The Jewel in England’s Crown?
The future is bright for England. The likes of Harry Kane, Jordan Pickford, Raheem Sterling and Harry Maguire provide an experienced spine for the team while younger players like Marcus Rashford and Jadon Sancho provide the youthful exuberance. Having said all that, the one player who has the ability to be the best in the world in his position is Liverpool’s Alexander Trent-Arnold.
It’s worth noting that throughout the first decade of the nineties when the England side was jam-packed with superstars like Wayne Rooney, Frank Lampard, Steven Gerrard and Rio Ferdinand, it was another full-back, Ashley Cole, who was often singled out as being at worst the one world-class player in the side, at best the single player who could claim to be the top player in the world in his role.
Whisper it quietly but Trent-Arnold can be even better than the former Arsenal and Chelsea man ever was, on the opposite flank. Cole was admittedly quicker but that might just be the only area where he had an edge on the Liverpool youngster. The latter gets forward more, scores more goals, provides more assists from open play and is deadly from set-pieces, all of this without compromising when it comes to his day job of defending.
Add in the fact that he clearly has something instinctive in him that allows him to see things other players don’t- witness his quick-thinking and clever execution with that corner against Barcelona in last year’s Champions League semi-final at Anfield – and you can begin to see what all the fuss is about.
The Wonderkid who just gets Better
His progress shouldn’t come as any big surprise. He’s been at Liverpool since he was a six-year-old, moving up the ranks effortlessly and often being the team captain, eventually breaking into the senior side at just 17. He was singled out for praise by Steven Gerrard, no less, tipping Trent-Arnold to become a big hit in the future in his 2015 autobiography.
He’s played for England at every age level from the U16s onwards, which included playing at the 2015 U17 World Cup in Chile. He has a remarkable goalscoring record at U19 level by the way, scoring seven times in just 10 appearances. The icing on the cake though are his six appearances for the senior side before his 21st birthday. Against the USA in November 2018, he became the youngest Liverpool player to score for England since Michael Owen, at just 20 and 39 days.
England Prospects and the Future

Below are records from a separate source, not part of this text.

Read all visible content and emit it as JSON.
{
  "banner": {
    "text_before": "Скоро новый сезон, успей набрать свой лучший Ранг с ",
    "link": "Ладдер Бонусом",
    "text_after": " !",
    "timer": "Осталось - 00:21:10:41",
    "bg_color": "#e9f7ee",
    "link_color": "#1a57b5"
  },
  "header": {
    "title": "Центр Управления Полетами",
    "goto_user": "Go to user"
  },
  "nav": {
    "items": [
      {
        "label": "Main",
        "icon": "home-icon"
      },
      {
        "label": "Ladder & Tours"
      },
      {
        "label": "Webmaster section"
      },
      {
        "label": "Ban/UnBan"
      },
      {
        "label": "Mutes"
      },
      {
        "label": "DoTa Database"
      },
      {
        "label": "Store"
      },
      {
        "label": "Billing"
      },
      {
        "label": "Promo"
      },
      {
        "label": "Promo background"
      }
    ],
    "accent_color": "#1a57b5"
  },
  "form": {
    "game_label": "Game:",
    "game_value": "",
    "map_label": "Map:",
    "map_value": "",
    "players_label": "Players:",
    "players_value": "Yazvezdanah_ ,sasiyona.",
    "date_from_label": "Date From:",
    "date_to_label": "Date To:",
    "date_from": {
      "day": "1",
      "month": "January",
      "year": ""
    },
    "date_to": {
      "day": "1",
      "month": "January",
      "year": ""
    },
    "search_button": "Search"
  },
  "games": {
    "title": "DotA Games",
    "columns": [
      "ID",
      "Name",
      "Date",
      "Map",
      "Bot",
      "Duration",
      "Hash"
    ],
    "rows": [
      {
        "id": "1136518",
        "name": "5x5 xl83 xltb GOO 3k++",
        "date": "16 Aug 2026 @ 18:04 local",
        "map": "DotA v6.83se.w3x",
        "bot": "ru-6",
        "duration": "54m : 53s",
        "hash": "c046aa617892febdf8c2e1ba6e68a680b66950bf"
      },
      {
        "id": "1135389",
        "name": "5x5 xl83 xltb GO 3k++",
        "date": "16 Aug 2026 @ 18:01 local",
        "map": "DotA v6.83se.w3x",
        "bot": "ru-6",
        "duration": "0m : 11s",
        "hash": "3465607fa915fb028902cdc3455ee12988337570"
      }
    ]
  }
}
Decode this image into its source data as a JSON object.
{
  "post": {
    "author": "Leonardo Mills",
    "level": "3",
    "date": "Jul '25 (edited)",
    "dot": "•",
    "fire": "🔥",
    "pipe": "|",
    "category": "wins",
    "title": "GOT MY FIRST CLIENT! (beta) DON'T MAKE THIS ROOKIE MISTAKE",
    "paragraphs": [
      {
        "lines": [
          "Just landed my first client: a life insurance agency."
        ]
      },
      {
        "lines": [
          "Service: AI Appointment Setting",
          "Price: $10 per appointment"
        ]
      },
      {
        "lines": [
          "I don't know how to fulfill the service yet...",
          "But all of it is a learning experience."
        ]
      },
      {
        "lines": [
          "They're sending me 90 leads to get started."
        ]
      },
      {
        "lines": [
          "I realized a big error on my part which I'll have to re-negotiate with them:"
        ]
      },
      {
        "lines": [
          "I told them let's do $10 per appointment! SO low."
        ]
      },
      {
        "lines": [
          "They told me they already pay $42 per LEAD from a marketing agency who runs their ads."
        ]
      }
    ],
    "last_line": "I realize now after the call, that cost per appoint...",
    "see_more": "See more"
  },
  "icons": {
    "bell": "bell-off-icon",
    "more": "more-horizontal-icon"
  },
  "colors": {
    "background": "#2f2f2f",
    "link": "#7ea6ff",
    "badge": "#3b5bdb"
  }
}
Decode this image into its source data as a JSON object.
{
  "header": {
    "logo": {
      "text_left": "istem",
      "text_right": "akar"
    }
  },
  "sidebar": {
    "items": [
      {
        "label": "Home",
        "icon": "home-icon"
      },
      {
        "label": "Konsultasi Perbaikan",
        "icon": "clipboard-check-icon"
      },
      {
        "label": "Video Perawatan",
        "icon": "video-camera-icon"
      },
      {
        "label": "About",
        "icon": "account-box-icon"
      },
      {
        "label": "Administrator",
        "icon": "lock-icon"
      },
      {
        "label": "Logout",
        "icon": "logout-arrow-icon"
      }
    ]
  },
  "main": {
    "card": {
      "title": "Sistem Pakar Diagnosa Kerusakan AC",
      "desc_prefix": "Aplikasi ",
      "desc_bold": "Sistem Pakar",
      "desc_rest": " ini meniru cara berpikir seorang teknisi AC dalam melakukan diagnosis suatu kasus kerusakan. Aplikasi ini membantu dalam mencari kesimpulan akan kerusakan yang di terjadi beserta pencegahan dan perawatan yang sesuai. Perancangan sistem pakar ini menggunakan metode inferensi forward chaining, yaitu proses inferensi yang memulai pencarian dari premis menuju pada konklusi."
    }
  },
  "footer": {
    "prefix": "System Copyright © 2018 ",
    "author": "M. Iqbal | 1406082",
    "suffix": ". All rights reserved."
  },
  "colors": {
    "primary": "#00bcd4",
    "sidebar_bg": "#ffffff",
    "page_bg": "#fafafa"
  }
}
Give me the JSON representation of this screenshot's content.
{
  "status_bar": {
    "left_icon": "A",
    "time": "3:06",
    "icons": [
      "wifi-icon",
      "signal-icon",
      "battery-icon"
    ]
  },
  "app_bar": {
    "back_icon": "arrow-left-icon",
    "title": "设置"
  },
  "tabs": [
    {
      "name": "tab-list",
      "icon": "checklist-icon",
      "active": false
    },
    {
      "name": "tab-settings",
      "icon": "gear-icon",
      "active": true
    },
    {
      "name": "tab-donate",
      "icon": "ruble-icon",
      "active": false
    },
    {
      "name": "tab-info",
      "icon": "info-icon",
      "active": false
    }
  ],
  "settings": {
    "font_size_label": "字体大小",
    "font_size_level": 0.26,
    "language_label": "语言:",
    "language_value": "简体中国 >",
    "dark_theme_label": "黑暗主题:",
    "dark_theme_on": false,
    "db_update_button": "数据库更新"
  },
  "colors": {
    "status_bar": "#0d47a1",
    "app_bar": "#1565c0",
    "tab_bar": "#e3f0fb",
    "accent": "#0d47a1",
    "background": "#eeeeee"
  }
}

If his place in Liverpool’s starting line-up is guaranteed, it’s not quite the same story at international level. There’s particularly strong competition for the right-back spot at the moment with Kyle Walker, Kieran Trippier and the much rawer Aaron Wan-Bissaka all providing the manager with good options in their own way. But Walker’s best days are probably behind him, Trippier has been out of favour with Gareth Southgate of late while the new Manchester United recruit is way behind Trent-Arnold in terms of his progress. If a major tournament started tomorrow, it would probably be the Liverpool man getting the nod at right-back.
As for a possible future away from Anfield, the word is he wants to be there for life. That said, the one-club men like the Gerrards and Jamie Carraghers are very rare beasts these days and whereas he may decide that the likes of Manchester City or Manchester United don’t offer anything better than what he has at Anfield, it may be a little different if a Barcelona or Juventus come calling at some stage. He wouldn’t be the first English footballer to feel he needed to move abroad to become the complete player. Think Gareth Bale, Gary Lineker or use to a defender as a more relevant example, Des Walker all those years ago.
For the time being he’s very much a Liverpool player and a crucial one, particularly going forward. Last season he provided 13 assists in the Premier League alone. This season he has one already, after providing a pin-point cross for Divock Origi to score from in the season opener against Norwich. Check the football spread betting markets to see how he might fare in the goalscoring department.
But Liverpool must avoid the temptation of trying to convert him into a midfielder. Yes, he has the physical and technical attributes to play as a perfectly good number eight but why fix something that isn’t broken? He has enough influence as it is on the game from right-back and would be virtually irreplaceable there with all he brings to the role. Besides, why try to become an international class midfielder when you can very easily become the best right-back in the world?